▸ WHAT YOU WILL DO: Your task is to retype every entry exactly, omitting nothing.

▸ GIVEN INFORMATION:

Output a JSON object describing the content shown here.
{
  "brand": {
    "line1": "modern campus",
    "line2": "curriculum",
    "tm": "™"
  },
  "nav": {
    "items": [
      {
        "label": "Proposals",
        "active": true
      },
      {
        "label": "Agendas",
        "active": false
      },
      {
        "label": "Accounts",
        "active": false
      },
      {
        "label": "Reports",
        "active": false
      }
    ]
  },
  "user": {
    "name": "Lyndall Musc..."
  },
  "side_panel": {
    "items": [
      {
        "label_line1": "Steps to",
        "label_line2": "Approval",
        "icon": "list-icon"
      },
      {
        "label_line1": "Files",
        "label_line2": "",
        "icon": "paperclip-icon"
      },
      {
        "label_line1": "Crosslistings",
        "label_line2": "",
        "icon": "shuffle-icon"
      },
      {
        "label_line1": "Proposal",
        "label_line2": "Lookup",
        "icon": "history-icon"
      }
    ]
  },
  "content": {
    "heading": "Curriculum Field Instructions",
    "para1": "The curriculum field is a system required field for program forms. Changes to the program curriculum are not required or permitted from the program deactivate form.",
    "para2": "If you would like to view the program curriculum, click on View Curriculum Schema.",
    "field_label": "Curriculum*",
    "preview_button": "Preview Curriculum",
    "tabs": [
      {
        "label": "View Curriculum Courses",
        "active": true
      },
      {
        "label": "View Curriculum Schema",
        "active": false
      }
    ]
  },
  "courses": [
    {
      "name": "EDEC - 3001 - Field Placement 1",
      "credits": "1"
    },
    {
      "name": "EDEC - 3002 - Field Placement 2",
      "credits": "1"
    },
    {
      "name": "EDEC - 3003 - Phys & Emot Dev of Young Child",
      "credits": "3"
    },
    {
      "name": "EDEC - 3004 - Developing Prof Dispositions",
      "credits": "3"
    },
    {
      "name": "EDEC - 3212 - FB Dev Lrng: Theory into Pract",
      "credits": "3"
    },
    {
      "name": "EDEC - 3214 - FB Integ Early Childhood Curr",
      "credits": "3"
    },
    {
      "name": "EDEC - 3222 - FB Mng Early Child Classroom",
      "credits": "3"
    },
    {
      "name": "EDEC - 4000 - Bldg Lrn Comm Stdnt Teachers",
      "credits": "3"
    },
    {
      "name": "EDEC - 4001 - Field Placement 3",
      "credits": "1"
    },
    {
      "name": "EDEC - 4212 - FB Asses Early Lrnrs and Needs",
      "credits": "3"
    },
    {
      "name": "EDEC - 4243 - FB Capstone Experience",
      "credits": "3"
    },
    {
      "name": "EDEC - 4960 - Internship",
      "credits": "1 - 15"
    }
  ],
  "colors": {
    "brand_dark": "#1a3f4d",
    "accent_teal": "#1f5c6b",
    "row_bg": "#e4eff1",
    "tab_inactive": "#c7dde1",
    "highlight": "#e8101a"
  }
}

▸ OUTPUT FOR THIS TASK:
Output a JSON object describing the content shown here.
{
  "brand": {
    "line1": "modern campus",
    "line2": "curriculum",
    "tm": "™"
  },
  "nav": {
    "items": [
      {
        "label": "Proposals",
        "active": true
      },
      {
        "label": "Agendas",
        "active": false
      },
      {
        "label": "Accounts",
        "active": false
      },
      {
        "label": "Reports",
        "active": false
      }
    ]
  },
  "user": {
    "name": "Lyndall Musc..."
  },
  "side_panel": {
    "items": [
      {
        "label_line1": "Steps to",
        "label_line2": "Approval",
        "icon": "list-icon"
      },
      {
        "label_line1": "Files",
        "label_line2": "",
        "icon": "paperclip-icon"
      },
      {
        "label_line1": "Crosslistings",
        "label_line2": "",
        "icon": "shuffle-icon"
      },
      {
        "label_line1": "Proposal",
        "label_line2": "Lookup",
        "icon": "history-icon"
      }
    ]
  },
  "content": {
    "heading": "Curriculum Field Instructions",
    "para1": "The curriculum field is a system required field for program forms. Changes to the program curriculum are not required or permitted from the program deactivate form.",
    "para2": "If you would like to view the program curriculum, click on View Curriculum Schema.",
    "field_label": "Curriculum*",
    "preview_button": "Preview Curriculum",
    "tabs": [
      {
        "label": "View Curriculum Courses",
        "active": true
      },
      {
        "label": "View Curriculum Schema",
        "active": false
      }
    ]
  },
  "courses": [
    {
      "name": "EDEC - 3001 - Field Placement 1",
      "credits": "1"
    },
    {
      "name": "EDEC - 3002 - Field Placement 2",
      "credits": "1"
    },
    {
      "name": "EDEC - 3003 - Phys & Emot Dev of Young Child",
      "credits": "3"
    },
    {
      "name": "EDEC - 3004 - Developing Prof Dispositions",
      "credits": "3"
    },
    {
      "name": "EDEC - 3212 - FB Dev Lrng: Theory into Pract",
      "credits": "3"
    },
    {
      "name": "EDEC - 3214 - FB Integ Early Childhood Curr",
      "credits": "3"
    },
    {
      "name": "EDEC - 3222 - FB Mng Early Child Classroom",
      "credits": "3"
    },
    {
      "name": "EDEC - 4000 - Bldg Lrn Comm Stdnt Teachers",
      "credits": "3"
    },
    {
      "name": "EDEC - 4001 - Field Placement 3",
      "credits": "1"
    },
    {
      "name": "EDEC - 4212 - FB Asses Early Lrnrs and Needs",
      "credits": "3"
    },
    {
      "name": "EDEC - 4243 - FB Capstone Experience",
      "credits": "3"
    },
    {
      "name": "EDEC - 4960 - Internship",
      "credits": "1 - 15"
    }
  ],
  "colors": {
    "brand_dark": "#1a3f4d",
    "accent_teal": "#1f5c6b",
    "row_bg": "#e4eff1",
    "tab_inactive": "#c7dde1",
    "highlight": "#e8101a"
  }
}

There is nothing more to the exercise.